- Keep your dog at a healthy weight: Obesity can be an underlying condition that can lead to the onset of this disorder. Therefore, the best way to help your pet stay healthy and avoid this disorder is to keep him or her at a healthy weight. If necessary, consult a veterinarian for nutrition advice and portion control.
- Provide adequate exercise: Dogs need regular exercise and stimulation to stay healthy. Keeping your pet active can help keep their body in balance and reduce potential skeletal problems.
- Take your dog for regular check-ups: Being familiar with your pet’s medical history can help you spot any potential issues early and get them treated quickly. It is especially important to take your dog in for routine examinations so that any early signs of this condition can be monitored and managed quickly.
- Follow breeding guidelines: Responsible breeding is important for any type of animal, and ensuring that you have healthy, genetically sound stock can go a long way toward preventing certain hereditary issues. Before breeding any dog, research its lineage and be aware of any potential health issues that can arise.
- Regularly check your pet’s spine: Checking your pet’s spine on a regular basis can help you to spot any potential issues that may arise. Check your pet for any changes in posture, or unusual hunching of the spine, as these are symptoms of this disorder.
Although a preventative measure for this disorder cannot be guaranteed, taking these precautions can lead to a less stressful life for your furry friend and ensure that he or she is in the best of health.
Q. How does short spine syndrome affect dogs?
A. Short spine syndrome affects dogs by causing abnormal spinal cord and vertebrae development. This leads to various physical abnormalities and problems with mobility, balance, coordination, breathing, and heart function.
Q. How common is short spine syndrome in dogs?
A. Short spine syndrome is an extremely rare congenital deformity that affects only a few dozen dogs in the world.
Q. What is the name of the dog with short spine syndrome?
A. The breed of dog most commonly associated with short spine syndrome is the Dachshund.
Q. How rare is short spine syndrome?
A. Short spine syndrome is very rare. It is estimated to affect less than 1 in 500,000 live births.
Q. How many dogs have short spine syndrome?
A. There is no definite answer as the exact number of dogs with short spine syndrome is unknown.
Q. Is short spine syndrome painful for dogs?
A. Yes, short spine syndrome can be painful for dogs. It can cause difficulty walking, skeletal deformations, and other painful symptoms.
Q. Can Canine Short Spine Syndrome Be Cured?
A. No, Canine Short Spine Syndrome is a congenital condition that cannot be cured.
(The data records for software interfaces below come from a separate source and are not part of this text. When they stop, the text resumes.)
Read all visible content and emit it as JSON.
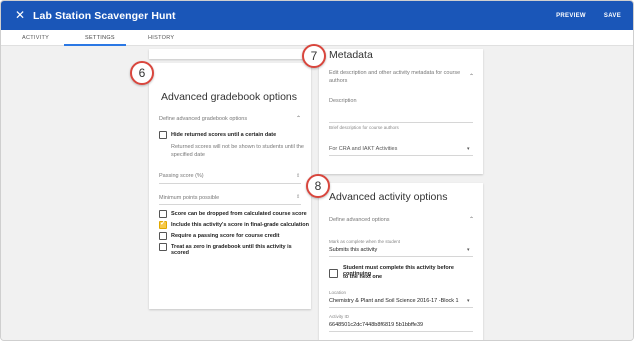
{
  "app": {
    "close_glyph": "✕",
    "title": "Lab Station Scavenger Hunt",
    "preview_label": "PREVIEW",
    "save_label": "SAVE",
    "accent_color": "#1a56b8"
  },
  "tabs": [
    {
      "label": "ACTIVITY",
      "selected": false
    },
    {
      "label": "SETTINGS",
      "selected": true
    },
    {
      "label": "HISTORY",
      "selected": false
    }
  ],
  "callouts": [
    "6",
    "7",
    "8"
  ],
  "gradebook": {
    "title": "Advanced gradebook options",
    "section_label": "Define advanced gradebook options",
    "chevron": "⌃",
    "hide_scores": {
      "label": "Hide returned scores until a certain date",
      "note_line1": "Returned scores will not be shown to students until the",
      "note_line2": "specified date",
      "checked": false
    },
    "passing_score_label": "Passing score (%)",
    "min_points_label": "Minimum points possible",
    "spinner": "⇕",
    "options": [
      {
        "label": "Score can be dropped from calculated course score",
        "checked": false
      },
      {
        "label": "Include this activity's score in final-grade calculation",
        "checked": true
      },
      {
        "label": "Require a passing score for course credit",
        "checked": false
      },
      {
        "label": "Treat as zero in gradebook until this activity is scored",
        "checked": false
      }
    ]
  },
  "metadata": {
    "title": "Metadata",
    "section_line1": "Edit description and other activity metadata for course",
    "section_line2": "authors",
    "chevron": "⌃",
    "description_label": "Description",
    "description_hint": "Brief description for course authors",
    "dropdown_value": "For CRA and IAKT Activities",
    "dropdown_arrow": "▾"
  },
  "advanced_activity": {
    "title": "Advanced activity options",
    "section_label": "Define advanced options",
    "chevron": "⌃",
    "complete_label": "Mark as complete when the student",
    "complete_value": "Submits this activity",
    "dropdown_arrow": "▾",
    "must_complete_line1": "Student must complete this activity before continuing",
    "must_complete_line2": "to the next one",
    "must_complete_checked": false,
    "location_label": "Location",
    "location_value": "Chemistry & Plant and Soil Science 2016-17 -Block 1",
    "activity_id_label": "Activity ID",
    "activity_id_value": "6648501c2dc7448b8f6819 5b1bbffe39"
  }
}
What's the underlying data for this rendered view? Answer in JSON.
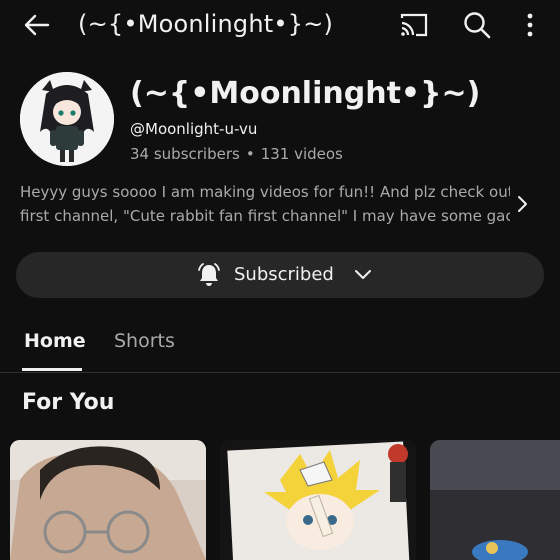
{
  "header": {
    "title": "(~{•Moonlinght•}~)",
    "icons": [
      "back-arrow-icon",
      "cast-icon",
      "search-icon",
      "more-vertical-icon"
    ]
  },
  "channel": {
    "name": "(~{•Moonlinght•}~)",
    "handle": "@Moonlight-u-vu",
    "subscribers": "34 subscribers",
    "separator": "•",
    "videos": "131 videos",
    "description_line1": "Heyyy guys soooo I am making videos for fun!! And plz check out my",
    "description_line2": "first channel, \"Cute rabbit fan first channel\" I may have some gacha..."
  },
  "subscribe": {
    "label": "Subscribed"
  },
  "tabs": [
    {
      "label": "Home",
      "active": true
    },
    {
      "label": "Shorts",
      "active": false
    }
  ],
  "section": {
    "title": "For You"
  },
  "colors": {
    "background": "#0f0f0f",
    "button": "#272727",
    "primary_text": "#f1f1f1",
    "secondary_text": "#aaaaaa"
  }
}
Dogs with Short Spine Syndrome, while rare, can pose major challenges both physically and emotionally for their owners. Owners must be prepared to provide long-term care and specialized treatments in order to keep their pets as healthy and happy as possible. Veterinarians should be consulted for a thorough diagnosis and treatment plan as this condition requires specialized knowledge and expertise in order to properly manage it. With much patience and dedication to caring for a dog with Short Spine Syndrome, these animals can still live a full and happy life.